[Records excerpted from a collection]
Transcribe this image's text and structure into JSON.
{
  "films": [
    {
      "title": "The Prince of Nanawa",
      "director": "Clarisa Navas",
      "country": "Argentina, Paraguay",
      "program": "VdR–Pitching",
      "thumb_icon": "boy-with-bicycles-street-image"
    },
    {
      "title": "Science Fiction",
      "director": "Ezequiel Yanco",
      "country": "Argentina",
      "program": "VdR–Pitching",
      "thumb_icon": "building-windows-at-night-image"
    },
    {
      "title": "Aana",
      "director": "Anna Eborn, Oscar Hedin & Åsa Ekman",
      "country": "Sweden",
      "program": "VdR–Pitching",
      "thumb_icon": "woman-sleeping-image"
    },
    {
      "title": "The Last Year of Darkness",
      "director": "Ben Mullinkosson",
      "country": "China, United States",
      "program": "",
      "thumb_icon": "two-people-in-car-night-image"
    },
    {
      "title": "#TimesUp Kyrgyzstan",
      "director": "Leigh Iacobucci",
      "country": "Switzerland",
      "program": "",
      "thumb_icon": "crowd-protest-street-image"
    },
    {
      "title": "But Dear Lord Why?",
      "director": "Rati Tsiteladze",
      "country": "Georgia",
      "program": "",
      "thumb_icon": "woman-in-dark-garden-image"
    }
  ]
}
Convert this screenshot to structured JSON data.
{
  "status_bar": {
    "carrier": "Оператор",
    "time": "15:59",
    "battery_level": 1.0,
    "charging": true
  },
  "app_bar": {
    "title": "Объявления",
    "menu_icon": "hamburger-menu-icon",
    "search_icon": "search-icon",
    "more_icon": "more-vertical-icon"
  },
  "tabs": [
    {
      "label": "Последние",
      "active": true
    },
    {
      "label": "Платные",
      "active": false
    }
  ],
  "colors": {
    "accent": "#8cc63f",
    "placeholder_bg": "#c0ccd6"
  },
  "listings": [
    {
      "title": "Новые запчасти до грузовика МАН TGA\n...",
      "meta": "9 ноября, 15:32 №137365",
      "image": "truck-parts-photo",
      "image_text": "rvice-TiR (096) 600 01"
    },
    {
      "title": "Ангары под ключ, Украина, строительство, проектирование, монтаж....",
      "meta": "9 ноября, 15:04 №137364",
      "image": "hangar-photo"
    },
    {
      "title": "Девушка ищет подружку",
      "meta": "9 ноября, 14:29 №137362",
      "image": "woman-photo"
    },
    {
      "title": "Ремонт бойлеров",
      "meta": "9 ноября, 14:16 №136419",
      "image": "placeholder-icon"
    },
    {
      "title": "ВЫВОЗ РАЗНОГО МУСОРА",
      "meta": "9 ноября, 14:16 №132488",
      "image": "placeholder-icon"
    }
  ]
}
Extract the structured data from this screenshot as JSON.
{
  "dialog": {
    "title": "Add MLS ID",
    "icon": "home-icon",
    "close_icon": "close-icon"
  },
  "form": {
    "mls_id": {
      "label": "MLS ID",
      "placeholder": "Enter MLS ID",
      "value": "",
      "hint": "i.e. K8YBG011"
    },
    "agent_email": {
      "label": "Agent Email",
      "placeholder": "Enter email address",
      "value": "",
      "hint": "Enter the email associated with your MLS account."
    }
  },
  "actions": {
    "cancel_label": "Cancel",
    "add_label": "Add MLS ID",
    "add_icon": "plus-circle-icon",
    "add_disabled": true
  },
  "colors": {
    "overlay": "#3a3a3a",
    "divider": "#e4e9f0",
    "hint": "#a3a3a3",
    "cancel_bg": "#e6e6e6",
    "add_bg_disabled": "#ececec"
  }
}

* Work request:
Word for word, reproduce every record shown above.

* Task answer:
Transcribe this image's text and structure into JSON.
{
  "films": [
    {
      "title": "The Prince of Nanawa",
      "director": "Clarisa Navas",
      "country": "Argentina, Paraguay",
      "program": "VdR–Pitching",
      "thumb_icon": "boy-with-bicycles-street-image"
    },
    {
      "title": "Science Fiction",
      "director": "Ezequiel Yanco",
      "country": "Argentina",
      "program": "VdR–Pitching",
      "thumb_icon": "building-windows-at-night-image"
    },
    {
      "title": "Aana",
      "director": "Anna Eborn, Oscar Hedin & Åsa Ekman",
      "country": "Sweden",
      "program": "VdR–Pitching",
      "thumb_icon": "woman-sleeping-image"
    },
    {
      "title": "The Last Year of Darkness",
      "director": "Ben Mullinkosson",
      "country": "China, United States",
      "program": "",
      "thumb_icon": "two-people-in-car-night-image"
    },
    {
      "title": "#TimesUp Kyrgyzstan",
      "director": "Leigh Iacobucci",
      "country": "Switzerland",
      "program": "",
      "thumb_icon": "crowd-protest-street-image"
    },
    {
      "title": "But Dear Lord Why?",
      "director": "Rati Tsiteladze",
      "country": "Georgia",
      "program": "",
      "thumb_icon": "woman-in-dark-garden-image"
    }
  ]
}
Convert this screenshot to structured JSON data.
{
  "status_bar": {
    "carrier": "Оператор",
    "time": "15:59",
    "battery_level": 1.0,
    "charging": true
  },
  "app_bar": {
    "title": "Объявления",
    "menu_icon": "hamburger-menu-icon",
    "search_icon": "search-icon",
    "more_icon": "more-vertical-icon"
  },
  "tabs": [
    {
      "label": "Последние",
      "active": true
    },
    {
      "label": "Платные",
      "active": false
    }
  ],
  "colors": {
    "accent": "#8cc63f",
    "placeholder_bg": "#c0ccd6"
  },
  "listings": [
    {
      "title": "Новые запчасти до грузовика МАН TGA\n...",
      "meta": "9 ноября, 15:32 №137365",
      "image": "truck-parts-photo",
      "image_text": "rvice-TiR (096) 600 01"
    },
    {
      "title": "Ангары под ключ, Украина, строительство, проектирование, монтаж....",
      "meta": "9 ноября, 15:04 №137364",
      "image": "hangar-photo"
    },
    {
      "title": "Девушка ищет подружку",
      "meta": "9 ноября, 14:29 №137362",
      "image": "woman-photo"
    },
    {
      "title": "Ремонт бойлеров",
      "meta": "9 ноября, 14:16 №136419",
      "image": "placeholder-icon"
    },
    {
      "title": "ВЫВОЗ РАЗНОГО МУСОРА",
      "meta": "9 ноября, 14:16 №132488",
      "image": "placeholder-icon"
    }
  ]
}
Extract the structured data from this screenshot as JSON.
{
  "dialog": {
    "title": "Add MLS ID",
    "icon": "home-icon",
    "close_icon": "close-icon"
  },
  "form": {
    "mls_id": {
      "label": "MLS ID",
      "placeholder": "Enter MLS ID",
      "value": "",
      "hint": "i.e. K8YBG011"
    },
    "agent_email": {
      "label": "Agent Email",
      "placeholder": "Enter email address",
      "value": "",
      "hint": "Enter the email associated with your MLS account."
    }
  },
  "actions": {
    "cancel_label": "Cancel",
    "add_label": "Add MLS ID",
    "add_icon": "plus-circle-icon",
    "add_disabled": true
  },
  "colors": {
    "overlay": "#3a3a3a",
    "divider": "#e4e9f0",
    "hint": "#a3a3a3",
    "cancel_bg": "#e6e6e6",
    "add_bg_disabled": "#ececec"
  }
}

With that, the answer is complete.